Always upbeat Rabbi David Silverman said the evening was about “expressing the good to those who helped start the kollel. Tonight is the time to make them proud of their investment.”
In a moving ceremony, Peyton Alexander walked in a newly completed Sefer Torah dedicated to the memory of his father-in-law, Bennie Auerbach, and presented the Torah to the rosh kollel, Rabbi Doniel Pransky.
Rabbi Emanuel Feldman, Congregation Beth Jacob’s emeritus rabbi, who flew in from Israel, recalled his arrival in Atlanta 35 years before the kollel emerged. He contrasted the “dreamers in the news today to the real dreamers … couples who came as pioneers to kollel.”
He spoke fondly of Auerbach, who generously put a refrigerator and stove in Rabbi Feldman’s first house near Georgia Baptist Hospital.
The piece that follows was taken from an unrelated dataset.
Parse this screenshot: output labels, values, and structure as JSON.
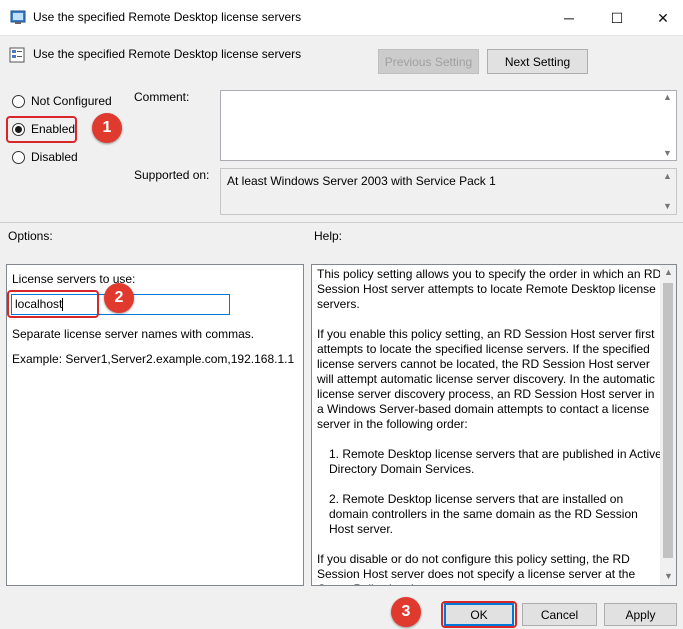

Rabbi Feldman also recounted an Erev Pesach rush in 1978 to prepare remarks for President Jimmy Carter to deliver at an event at the White House attended by Israeli Prime Minister Menachem Begin and 100 rabbis, including Rabbi Feldman. As a favor to Atlantan Stuart Eizenstat, Rabbi Feldman drafted inspiring words about the significance of Israel’s 30th birthday, representing “strength.”
The charismatic kollel rabbis lined up for their traditional parody song. This year’s performance was based on “Eye of the Tiger,” with words substituted about Jewish learning and survival.
Emory University student Emily Calhoun, who grew up struggling with religion in an interfaith household in Augusta, received the kollel’s Bernie Marcus Award. She said, “In Atlanta, I saw the happiness in community events like Purim to solidify my decision for a Jewish commitment.”
Also attending were students from the Woodward Academy, even though it was their spring break.
Yad v’yad, this strength through the younger generation, reinforced the kollel’s survival theme.